Guest Author - Jessica Carson
A wide variety of vegetables suitable for container growing will do well in winter if you have a protected area or your winters are fairly mild. Once you choose a cold hardy variety, your main concern is protecting your plants from frost. Container gardens are especially well-suited for this, as your garden in portable. If needed, you can even bring your garden indoors if a hard frost is expected at night, then move the containers back out during the warmer days.
You can start your plants from seed or select four- or six-packs from your local nursery. Remember that, during the cold days of winter, seed germination times will be longer than during the spring and summer. You can speed up germination by starting your seed indoors or by building a small plastic-covered area in your patio or garden to act as a green house.
Due to the colder temperatures your plants will take longer to mature than during warm weather, also. Add roughly 1/4 to 1/3 of the growing days to get your expected harvest dates. For example, a plant with 45 days-to-harvest during the summer will take 56 to 60 days in the winter.
Be sure to protect your garden from extreme cold, and never let it freeze. You can cover it at night with plastic or a cold frame, just be sure to remove the cover during the day so you don't cook your vegetables before you are ready to harvest them!
Here is a list of some vegetables best suited for a winter garden:
ASPARAGUS: these grow from roots over a several year period. It is best to not harvest any stalks the first year after planting to allow the plant to grow a strong root system. You can start harvesting the second year.
ARUGULA: a leafy green which grows easily. Great added to salads with baby lettuce leaves ad spinach.
BEETS: these will do well in containers if you give them enough root space. Depending on your winter temperatures they may grow very slowly, with first harvest in the spring. Tops may be harvested (sparingly) by snipping a leaf or two off with scissors throughout the winter.
BOK CHOI: a great plant for containers. These can be harvested any time after they reach 3 inches in height or more.
BROCCOLI: Some varieties are more cold hardy than others – check your seed packets. Cam be harvested before the heads fully mature and the entire stalk used – it is especially tender at this stage.
CABBAGE, CHINESE CABBAGE, and NAPA CABBAGE: these do especially well in containers.

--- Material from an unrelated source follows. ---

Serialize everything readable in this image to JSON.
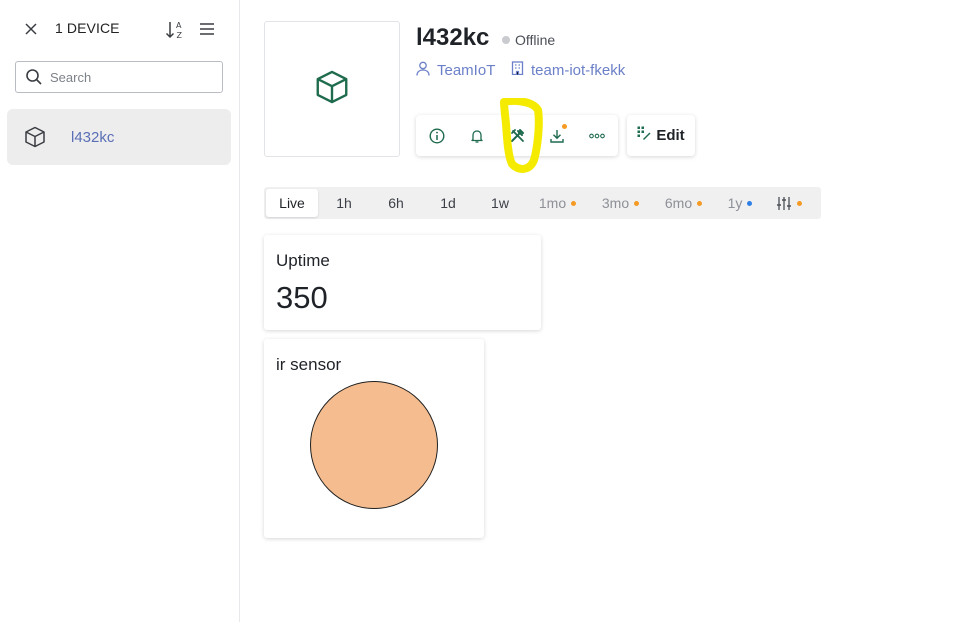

If you like, harvest by cutting the head from the root just above ground level, then cover with mulch for the rest of the winter. In spring, new, small cabbage heads will grow in a ring around the base.
CARROTS and PARSNIPS: will do well in containers, especially the short varieties. Carrots do not transplant well, so sew seed directly in your containers.
CAULIFLOWER: like broccoli, some varieties are better suited to cold temperatures than others. Can also be harvested young for especially tender stalks.
FAVA BEANS: will do well in cold weather if kept from freezing. Enjoy them steamed or boiled by themselves or on your salad, or add them to stews, soups, and vegetable dishes.
KOMATSUNA or MUSTARD SPINACH: with a taste somewhere between cabbage and mustard greens, this green can be grown year-round. Harvest leaves young for a special treat!
LETTUCE, head and leaf: Grow leaf varieties for harvesting of young leaves for salads. Sew the seeds close together in your container and cut with scissors when leaves reach 3-4 inches in height. Head varieties will do well, but grow slowly in the cold. Great to grow in winter for an early spring harvest.
MUSTARD GREENS: another great salad vegetable, can be harvested young or let fully mature.
PEAS – SNAP and SNOW: will do very well, especially the powdery-mildew resistant varieties. Most will need poles or a trellis, especially if your garden gets some wind.
RADISH: will grow slowly, but both tops and root can be used. Like most root crops, radish do not like to be transplanted so sew directly in your container.
SPINACH: some varieties are quite cold hardy. Harvest young leaves or let the plant grow to maturity; either way fresh spinach is a treat during the winter.
TURNIPS: like beets, these will grow slowly but you can harvest a few of the leaves from time-to-time during the winter, then be rewarded with fresh turnips in the spring.